Source data Block Start

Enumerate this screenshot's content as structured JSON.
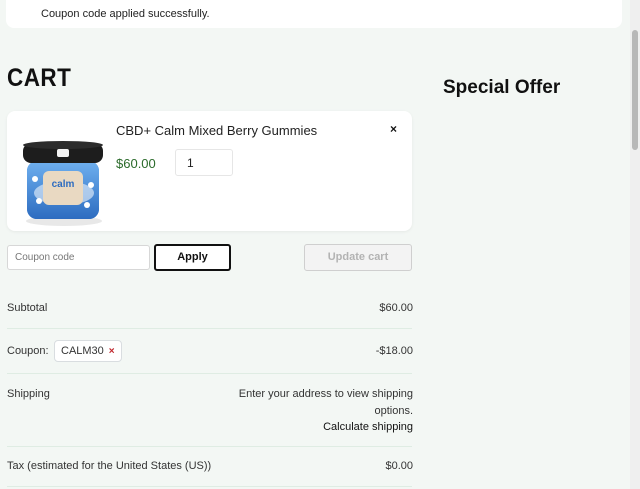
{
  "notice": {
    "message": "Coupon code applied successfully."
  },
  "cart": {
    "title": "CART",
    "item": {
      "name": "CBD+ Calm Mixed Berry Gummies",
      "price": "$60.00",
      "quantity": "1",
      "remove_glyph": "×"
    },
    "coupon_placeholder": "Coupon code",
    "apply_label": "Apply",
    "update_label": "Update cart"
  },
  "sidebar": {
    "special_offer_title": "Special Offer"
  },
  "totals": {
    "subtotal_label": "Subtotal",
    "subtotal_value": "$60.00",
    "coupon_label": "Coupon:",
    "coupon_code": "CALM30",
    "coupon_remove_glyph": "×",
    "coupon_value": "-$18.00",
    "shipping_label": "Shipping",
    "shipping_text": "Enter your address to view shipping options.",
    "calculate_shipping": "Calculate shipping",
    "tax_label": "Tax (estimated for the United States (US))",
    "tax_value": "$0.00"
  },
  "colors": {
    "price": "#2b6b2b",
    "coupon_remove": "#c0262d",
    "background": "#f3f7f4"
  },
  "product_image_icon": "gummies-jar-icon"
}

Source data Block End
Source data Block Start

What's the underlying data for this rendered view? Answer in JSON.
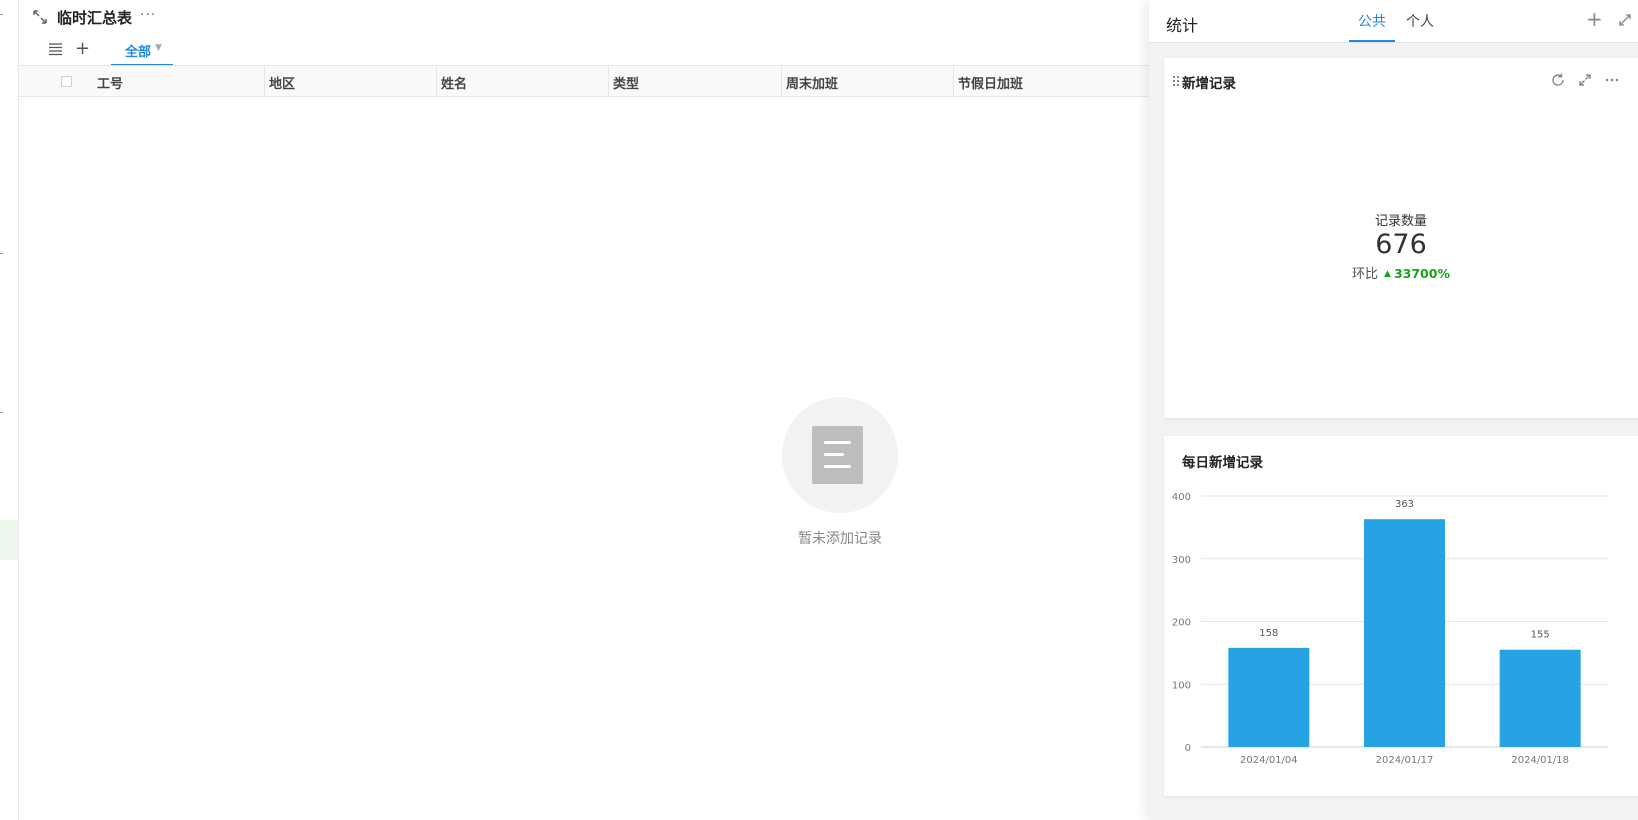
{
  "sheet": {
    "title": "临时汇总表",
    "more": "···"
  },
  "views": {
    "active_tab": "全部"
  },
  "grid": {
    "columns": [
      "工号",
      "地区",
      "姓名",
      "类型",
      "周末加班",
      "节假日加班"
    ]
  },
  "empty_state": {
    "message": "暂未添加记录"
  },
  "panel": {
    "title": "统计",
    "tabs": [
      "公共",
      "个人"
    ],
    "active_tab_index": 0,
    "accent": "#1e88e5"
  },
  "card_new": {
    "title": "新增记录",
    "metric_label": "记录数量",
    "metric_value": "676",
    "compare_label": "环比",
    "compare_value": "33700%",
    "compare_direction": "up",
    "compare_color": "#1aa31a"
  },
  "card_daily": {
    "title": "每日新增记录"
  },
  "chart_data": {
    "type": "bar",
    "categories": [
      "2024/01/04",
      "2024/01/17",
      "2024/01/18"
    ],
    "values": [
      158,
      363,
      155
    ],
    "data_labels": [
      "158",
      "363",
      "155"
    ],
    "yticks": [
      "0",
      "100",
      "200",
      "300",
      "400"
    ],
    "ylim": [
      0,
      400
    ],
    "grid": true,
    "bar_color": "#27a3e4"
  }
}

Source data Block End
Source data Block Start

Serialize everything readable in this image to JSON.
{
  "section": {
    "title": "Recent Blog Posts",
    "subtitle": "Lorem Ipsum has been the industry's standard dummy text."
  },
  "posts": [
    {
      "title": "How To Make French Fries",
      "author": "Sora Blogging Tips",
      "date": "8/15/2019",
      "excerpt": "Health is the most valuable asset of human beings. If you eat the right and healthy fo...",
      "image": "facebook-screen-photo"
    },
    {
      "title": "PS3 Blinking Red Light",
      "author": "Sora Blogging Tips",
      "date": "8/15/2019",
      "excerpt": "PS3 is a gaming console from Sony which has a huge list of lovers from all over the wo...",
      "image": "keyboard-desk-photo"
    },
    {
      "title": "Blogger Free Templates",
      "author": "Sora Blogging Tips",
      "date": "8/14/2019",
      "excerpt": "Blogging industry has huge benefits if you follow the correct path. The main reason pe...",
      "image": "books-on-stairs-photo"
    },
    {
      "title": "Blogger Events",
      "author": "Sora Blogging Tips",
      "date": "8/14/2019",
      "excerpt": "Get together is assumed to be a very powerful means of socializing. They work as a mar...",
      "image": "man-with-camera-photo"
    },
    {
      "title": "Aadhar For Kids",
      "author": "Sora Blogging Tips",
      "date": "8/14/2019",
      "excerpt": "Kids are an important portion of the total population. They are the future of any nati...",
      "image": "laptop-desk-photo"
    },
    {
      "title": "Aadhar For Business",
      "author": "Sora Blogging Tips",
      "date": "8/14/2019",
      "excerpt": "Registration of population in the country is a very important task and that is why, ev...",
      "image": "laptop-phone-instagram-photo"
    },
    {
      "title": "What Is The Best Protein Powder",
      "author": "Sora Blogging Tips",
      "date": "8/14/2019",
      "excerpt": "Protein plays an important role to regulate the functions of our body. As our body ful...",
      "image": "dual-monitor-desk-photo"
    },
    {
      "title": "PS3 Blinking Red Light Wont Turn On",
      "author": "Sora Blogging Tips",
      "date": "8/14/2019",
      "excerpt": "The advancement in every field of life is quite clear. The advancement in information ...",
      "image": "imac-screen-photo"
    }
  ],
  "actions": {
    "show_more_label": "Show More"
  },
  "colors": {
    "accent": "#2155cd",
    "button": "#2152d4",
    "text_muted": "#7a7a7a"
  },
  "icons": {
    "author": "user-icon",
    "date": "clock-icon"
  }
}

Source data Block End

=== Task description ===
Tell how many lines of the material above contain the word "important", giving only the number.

=== Expected output ===
3